THE PROBLEM:
With no images included, output each entry below exactly as it appears.

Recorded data
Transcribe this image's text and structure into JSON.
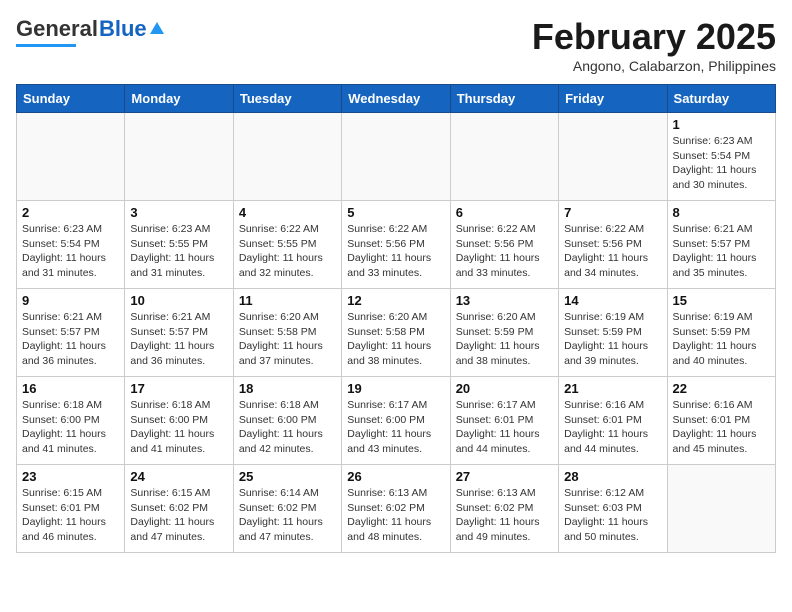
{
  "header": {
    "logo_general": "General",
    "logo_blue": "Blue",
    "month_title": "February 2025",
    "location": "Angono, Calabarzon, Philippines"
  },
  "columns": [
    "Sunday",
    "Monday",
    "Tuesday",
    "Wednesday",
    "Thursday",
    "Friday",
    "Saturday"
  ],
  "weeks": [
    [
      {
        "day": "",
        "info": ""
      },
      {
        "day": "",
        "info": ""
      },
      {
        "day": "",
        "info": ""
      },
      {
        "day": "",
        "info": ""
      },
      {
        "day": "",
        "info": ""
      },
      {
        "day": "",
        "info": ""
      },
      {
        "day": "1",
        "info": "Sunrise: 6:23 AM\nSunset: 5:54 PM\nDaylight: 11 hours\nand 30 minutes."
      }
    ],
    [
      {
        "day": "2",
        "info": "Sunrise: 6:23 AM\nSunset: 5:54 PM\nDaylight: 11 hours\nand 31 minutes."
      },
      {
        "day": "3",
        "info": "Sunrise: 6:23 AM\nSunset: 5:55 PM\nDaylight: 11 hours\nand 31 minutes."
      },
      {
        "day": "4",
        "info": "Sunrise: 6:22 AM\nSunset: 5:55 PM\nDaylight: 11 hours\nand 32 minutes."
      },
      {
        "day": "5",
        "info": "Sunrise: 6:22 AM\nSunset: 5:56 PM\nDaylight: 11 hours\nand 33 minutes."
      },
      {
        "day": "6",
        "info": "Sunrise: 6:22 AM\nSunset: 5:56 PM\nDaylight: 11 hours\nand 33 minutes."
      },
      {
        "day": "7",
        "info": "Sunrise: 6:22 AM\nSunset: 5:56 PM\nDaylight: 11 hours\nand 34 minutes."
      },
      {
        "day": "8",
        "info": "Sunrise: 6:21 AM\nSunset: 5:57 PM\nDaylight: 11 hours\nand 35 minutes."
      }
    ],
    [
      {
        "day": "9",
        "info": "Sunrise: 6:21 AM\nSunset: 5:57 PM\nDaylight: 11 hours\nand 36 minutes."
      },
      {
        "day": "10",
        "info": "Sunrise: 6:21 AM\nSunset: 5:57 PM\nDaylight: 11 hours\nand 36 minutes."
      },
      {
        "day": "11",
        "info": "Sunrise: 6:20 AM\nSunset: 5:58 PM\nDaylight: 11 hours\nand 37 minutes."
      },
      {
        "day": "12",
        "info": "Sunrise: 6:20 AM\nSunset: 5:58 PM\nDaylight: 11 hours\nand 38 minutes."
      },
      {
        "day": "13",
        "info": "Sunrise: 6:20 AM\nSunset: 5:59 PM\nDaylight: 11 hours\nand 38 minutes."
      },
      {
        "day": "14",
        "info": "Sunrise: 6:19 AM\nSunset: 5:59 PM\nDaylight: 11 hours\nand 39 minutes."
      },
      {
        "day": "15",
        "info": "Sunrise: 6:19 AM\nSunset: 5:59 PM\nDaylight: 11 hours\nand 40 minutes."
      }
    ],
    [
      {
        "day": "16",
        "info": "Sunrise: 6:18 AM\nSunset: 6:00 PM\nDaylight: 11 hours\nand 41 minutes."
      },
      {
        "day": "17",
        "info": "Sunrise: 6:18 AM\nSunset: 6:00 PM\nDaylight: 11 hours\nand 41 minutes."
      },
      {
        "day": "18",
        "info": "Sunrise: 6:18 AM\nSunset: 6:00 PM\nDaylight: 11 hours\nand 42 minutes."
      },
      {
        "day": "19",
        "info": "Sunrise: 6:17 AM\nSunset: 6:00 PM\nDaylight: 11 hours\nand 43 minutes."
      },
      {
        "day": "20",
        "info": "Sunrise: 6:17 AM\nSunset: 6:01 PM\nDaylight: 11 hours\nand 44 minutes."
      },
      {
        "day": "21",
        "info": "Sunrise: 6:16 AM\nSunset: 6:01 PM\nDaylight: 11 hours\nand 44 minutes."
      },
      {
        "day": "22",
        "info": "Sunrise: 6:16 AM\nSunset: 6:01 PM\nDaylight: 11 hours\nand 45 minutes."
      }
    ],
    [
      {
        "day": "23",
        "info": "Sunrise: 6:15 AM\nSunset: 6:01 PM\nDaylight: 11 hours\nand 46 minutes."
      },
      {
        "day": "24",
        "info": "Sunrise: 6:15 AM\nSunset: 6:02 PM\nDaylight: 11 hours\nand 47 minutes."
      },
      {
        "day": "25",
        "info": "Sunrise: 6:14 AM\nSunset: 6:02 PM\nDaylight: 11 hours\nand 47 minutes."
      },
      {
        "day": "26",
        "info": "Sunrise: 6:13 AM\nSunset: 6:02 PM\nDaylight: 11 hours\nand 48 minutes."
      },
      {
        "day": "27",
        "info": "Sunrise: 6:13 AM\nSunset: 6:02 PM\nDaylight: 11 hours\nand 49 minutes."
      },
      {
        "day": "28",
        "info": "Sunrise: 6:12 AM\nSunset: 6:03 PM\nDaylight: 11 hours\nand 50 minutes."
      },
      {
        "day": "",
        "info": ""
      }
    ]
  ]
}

COMPLETED EXERCISE:
Transcribe this image's text and structure into JSON.
{
  "header": {
    "logo_general": "General",
    "logo_blue": "Blue",
    "month_title": "February 2025",
    "location": "Angono, Calabarzon, Philippines"
  },
  "columns": [
    "Sunday",
    "Monday",
    "Tuesday",
    "Wednesday",
    "Thursday",
    "Friday",
    "Saturday"
  ],
  "weeks": [
    [
      {
        "day": "",
        "info": ""
      },
      {
        "day": "",
        "info": ""
      },
      {
        "day": "",
        "info": ""
      },
      {
        "day": "",
        "info": ""
      },
      {
        "day": "",
        "info": ""
      },
      {
        "day": "",
        "info": ""
      },
      {
        "day": "1",
        "info": "Sunrise: 6:23 AM\nSunset: 5:54 PM\nDaylight: 11 hours\nand 30 minutes."
      }
    ],
    [
      {
        "day": "2",
        "info": "Sunrise: 6:23 AM\nSunset: 5:54 PM\nDaylight: 11 hours\nand 31 minutes."
      },
      {
        "day": "3",
        "info": "Sunrise: 6:23 AM\nSunset: 5:55 PM\nDaylight: 11 hours\nand 31 minutes."
      },
      {
        "day": "4",
        "info": "Sunrise: 6:22 AM\nSunset: 5:55 PM\nDaylight: 11 hours\nand 32 minutes."
      },
      {
        "day": "5",
        "info": "Sunrise: 6:22 AM\nSunset: 5:56 PM\nDaylight: 11 hours\nand 33 minutes."
      },
      {
        "day": "6",
        "info": "Sunrise: 6:22 AM\nSunset: 5:56 PM\nDaylight: 11 hours\nand 33 minutes."
      },
      {
        "day": "7",
        "info": "Sunrise: 6:22 AM\nSunset: 5:56 PM\nDaylight: 11 hours\nand 34 minutes."
      },
      {
        "day": "8",
        "info": "Sunrise: 6:21 AM\nSunset: 5:57 PM\nDaylight: 11 hours\nand 35 minutes."
      }
    ],
    [
      {
        "day": "9",
        "info": "Sunrise: 6:21 AM\nSunset: 5:57 PM\nDaylight: 11 hours\nand 36 minutes."
      },
      {
        "day": "10",
        "info": "Sunrise: 6:21 AM\nSunset: 5:57 PM\nDaylight: 11 hours\nand 36 minutes."
      },
      {
        "day": "11",
        "info": "Sunrise: 6:20 AM\nSunset: 5:58 PM\nDaylight: 11 hours\nand 37 minutes."
      },
      {
        "day": "12",
        "info": "Sunrise: 6:20 AM\nSunset: 5:58 PM\nDaylight: 11 hours\nand 38 minutes."
      },
      {
        "day": "13",
        "info": "Sunrise: 6:20 AM\nSunset: 5:59 PM\nDaylight: 11 hours\nand 38 minutes."
      },
      {
        "day": "14",
        "info": "Sunrise: 6:19 AM\nSunset: 5:59 PM\nDaylight: 11 hours\nand 39 minutes."
      },
      {
        "day": "15",
        "info": "Sunrise: 6:19 AM\nSunset: 5:59 PM\nDaylight: 11 hours\nand 40 minutes."
      }
    ],
    [
      {
        "day": "16",
        "info": "Sunrise: 6:18 AM\nSunset: 6:00 PM\nDaylight: 11 hours\nand 41 minutes."
      },
      {
        "day": "17",
        "info": "Sunrise: 6:18 AM\nSunset: 6:00 PM\nDaylight: 11 hours\nand 41 minutes."
      },
      {
        "day": "18",
        "info": "Sunrise: 6:18 AM\nSunset: 6:00 PM\nDaylight: 11 hours\nand 42 minutes."
      },
      {
        "day": "19",
        "info": "Sunrise: 6:17 AM\nSunset: 6:00 PM\nDaylight: 11 hours\nand 43 minutes."
      },
      {
        "day": "20",
        "info": "Sunrise: 6:17 AM\nSunset: 6:01 PM\nDaylight: 11 hours\nand 44 minutes."
      },
      {
        "day": "21",
        "info": "Sunrise: 6:16 AM\nSunset: 6:01 PM\nDaylight: 11 hours\nand 44 minutes."
      },
      {
        "day": "22",
        "info": "Sunrise: 6:16 AM\nSunset: 6:01 PM\nDaylight: 11 hours\nand 45 minutes."
      }
    ],
    [
      {
        "day": "23",
        "info": "Sunrise: 6:15 AM\nSunset: 6:01 PM\nDaylight: 11 hours\nand 46 minutes."
      },
      {
        "day": "24",
        "info": "Sunrise: 6:15 AM\nSunset: 6:02 PM\nDaylight: 11 hours\nand 47 minutes."
      },
      {
        "day": "25",
        "info": "Sunrise: 6:14 AM\nSunset: 6:02 PM\nDaylight: 11 hours\nand 47 minutes."
      },
      {
        "day": "26",
        "info": "Sunrise: 6:13 AM\nSunset: 6:02 PM\nDaylight: 11 hours\nand 48 minutes."
      },
      {
        "day": "27",
        "info": "Sunrise: 6:13 AM\nSunset: 6:02 PM\nDaylight: 11 hours\nand 49 minutes."
      },
      {
        "day": "28",
        "info": "Sunrise: 6:12 AM\nSunset: 6:03 PM\nDaylight: 11 hours\nand 50 minutes."
      },
      {
        "day": "",
        "info": ""
      }
    ]
  ]
}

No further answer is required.